======== Supplied material ========

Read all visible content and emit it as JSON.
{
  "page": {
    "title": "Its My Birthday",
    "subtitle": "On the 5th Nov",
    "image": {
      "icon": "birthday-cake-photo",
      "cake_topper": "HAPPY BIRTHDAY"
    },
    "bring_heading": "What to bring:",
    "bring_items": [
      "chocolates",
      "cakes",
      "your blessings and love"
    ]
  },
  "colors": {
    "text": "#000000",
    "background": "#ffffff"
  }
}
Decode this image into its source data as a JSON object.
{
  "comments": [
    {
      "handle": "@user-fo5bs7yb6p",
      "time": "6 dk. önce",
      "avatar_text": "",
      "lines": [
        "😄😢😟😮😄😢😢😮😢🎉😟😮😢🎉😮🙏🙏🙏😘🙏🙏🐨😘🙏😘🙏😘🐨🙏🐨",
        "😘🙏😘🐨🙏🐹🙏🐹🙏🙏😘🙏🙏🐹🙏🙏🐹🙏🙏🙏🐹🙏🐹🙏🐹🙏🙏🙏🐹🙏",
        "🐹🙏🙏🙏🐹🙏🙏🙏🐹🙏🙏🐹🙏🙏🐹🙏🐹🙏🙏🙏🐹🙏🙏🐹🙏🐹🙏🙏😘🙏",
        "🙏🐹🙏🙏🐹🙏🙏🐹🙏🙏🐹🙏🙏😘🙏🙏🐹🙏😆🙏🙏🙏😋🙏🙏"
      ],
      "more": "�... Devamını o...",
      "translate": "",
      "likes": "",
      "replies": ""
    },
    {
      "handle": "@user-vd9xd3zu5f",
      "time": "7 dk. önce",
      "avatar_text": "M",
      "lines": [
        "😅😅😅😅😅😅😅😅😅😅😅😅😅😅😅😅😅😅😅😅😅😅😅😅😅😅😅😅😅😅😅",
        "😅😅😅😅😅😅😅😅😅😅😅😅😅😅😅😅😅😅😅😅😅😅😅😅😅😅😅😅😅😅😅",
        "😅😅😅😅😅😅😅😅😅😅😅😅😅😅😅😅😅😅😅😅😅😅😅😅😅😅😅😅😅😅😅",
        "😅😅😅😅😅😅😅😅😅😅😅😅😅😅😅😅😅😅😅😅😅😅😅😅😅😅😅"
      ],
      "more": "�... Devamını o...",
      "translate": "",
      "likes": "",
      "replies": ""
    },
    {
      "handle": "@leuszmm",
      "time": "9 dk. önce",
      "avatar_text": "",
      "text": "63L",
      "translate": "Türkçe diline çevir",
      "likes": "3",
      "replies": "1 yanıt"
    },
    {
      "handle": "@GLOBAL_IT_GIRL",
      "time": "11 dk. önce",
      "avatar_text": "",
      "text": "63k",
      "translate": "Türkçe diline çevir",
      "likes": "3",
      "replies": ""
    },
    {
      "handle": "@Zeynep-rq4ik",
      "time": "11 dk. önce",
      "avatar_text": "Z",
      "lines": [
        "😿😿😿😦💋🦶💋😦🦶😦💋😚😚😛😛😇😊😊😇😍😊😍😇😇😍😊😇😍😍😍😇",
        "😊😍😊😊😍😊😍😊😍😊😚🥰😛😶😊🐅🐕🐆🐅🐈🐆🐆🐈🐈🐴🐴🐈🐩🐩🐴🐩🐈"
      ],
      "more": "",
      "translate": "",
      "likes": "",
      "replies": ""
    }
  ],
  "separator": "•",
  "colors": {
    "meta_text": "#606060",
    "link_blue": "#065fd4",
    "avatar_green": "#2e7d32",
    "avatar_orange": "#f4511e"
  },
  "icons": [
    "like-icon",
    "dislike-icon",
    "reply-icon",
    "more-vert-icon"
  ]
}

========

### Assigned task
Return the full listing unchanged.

### Exercise result
Read all visible content and emit it as JSON.
{
  "page": {
    "title": "Its My Birthday",
    "subtitle": "On the 5th Nov",
    "image": {
      "icon": "birthday-cake-photo",
      "cake_topper": "HAPPY BIRTHDAY"
    },
    "bring_heading": "What to bring:",
    "bring_items": [
      "chocolates",
      "cakes",
      "your blessings and love"
    ]
  },
  "colors": {
    "text": "#000000",
    "background": "#ffffff"
  }
}
Decode this image into its source data as a JSON object.
{
  "comments": [
    {
      "handle": "@user-fo5bs7yb6p",
      "time": "6 dk. önce",
      "avatar_text": "",
      "lines": [
        "😄😢😟😮😄😢😢😮😢🎉😟😮😢🎉😮🙏🙏🙏😘🙏🙏🐨😘🙏😘🙏😘🐨🙏🐨",
        "😘🙏😘🐨🙏🐹🙏🐹🙏🙏😘🙏🙏🐹🙏🙏🐹🙏🙏🙏🐹🙏🐹🙏🐹🙏🙏🙏🐹🙏",
        "🐹🙏🙏🙏🐹🙏🙏🙏🐹🙏🙏🐹🙏🙏🐹🙏🐹🙏🙏🙏🐹🙏🙏🐹🙏🐹🙏🙏😘🙏",
        "🙏🐹🙏🙏🐹🙏🙏🐹🙏🙏🐹🙏🙏😘🙏🙏🐹🙏😆🙏🙏🙏😋🙏🙏"
      ],
      "more": "�... Devamını o...",
      "translate": "",
      "likes": "",
      "replies": ""
    },
    {
      "handle": "@user-vd9xd3zu5f",
      "time": "7 dk. önce",
      "avatar_text": "M",
      "lines": [
        "😅😅😅😅😅😅😅😅😅😅😅😅😅😅😅😅😅😅😅😅😅😅😅😅😅😅😅😅😅😅😅",
        "😅😅😅😅😅😅😅😅😅😅😅😅😅😅😅😅😅😅😅😅😅😅😅😅😅😅😅😅😅😅😅",
        "😅😅😅😅😅😅😅😅😅😅😅😅😅😅😅😅😅😅😅😅😅😅😅😅😅😅😅😅😅😅😅",
        "😅😅😅😅😅😅😅😅😅😅😅😅😅😅😅😅😅😅😅😅😅😅😅😅😅😅😅"
      ],
      "more": "�... Devamını o...",
      "translate": "",
      "likes": "",
      "replies": ""
    },
    {
      "handle": "@leuszmm",
      "time": "9 dk. önce",
      "avatar_text": "",
      "text": "63L",
      "translate": "Türkçe diline çevir",
      "likes": "3",
      "replies": "1 yanıt"
    },
    {
      "handle": "@GLOBAL_IT_GIRL",
      "time": "11 dk. önce",
      "avatar_text": "",
      "text": "63k",
      "translate": "Türkçe diline çevir",
      "likes": "3",
      "replies": ""
    },
    {
      "handle": "@Zeynep-rq4ik",
      "time": "11 dk. önce",
      "avatar_text": "Z",
      "lines": [
        "😿😿😿😦💋🦶💋😦🦶😦💋😚😚😛😛😇😊😊😇😍😊😍😇😇😍😊😇😍😍😍😇",
        "😊😍😊😊😍😊😍😊😍😊😚🥰😛😶😊🐅🐕🐆🐅🐈🐆🐆🐈🐈🐴🐴🐈🐩🐩🐴🐩🐈"
      ],
      "more": "",
      "translate": "",
      "likes": "",
      "replies": ""
    }
  ],
  "separator": "•",
  "colors": {
    "meta_text": "#606060",
    "link_blue": "#065fd4",
    "avatar_green": "#2e7d32",
    "avatar_orange": "#f4511e"
  },
  "icons": [
    "like-icon",
    "dislike-icon",
    "reply-icon",
    "more-vert-icon"
  ]
}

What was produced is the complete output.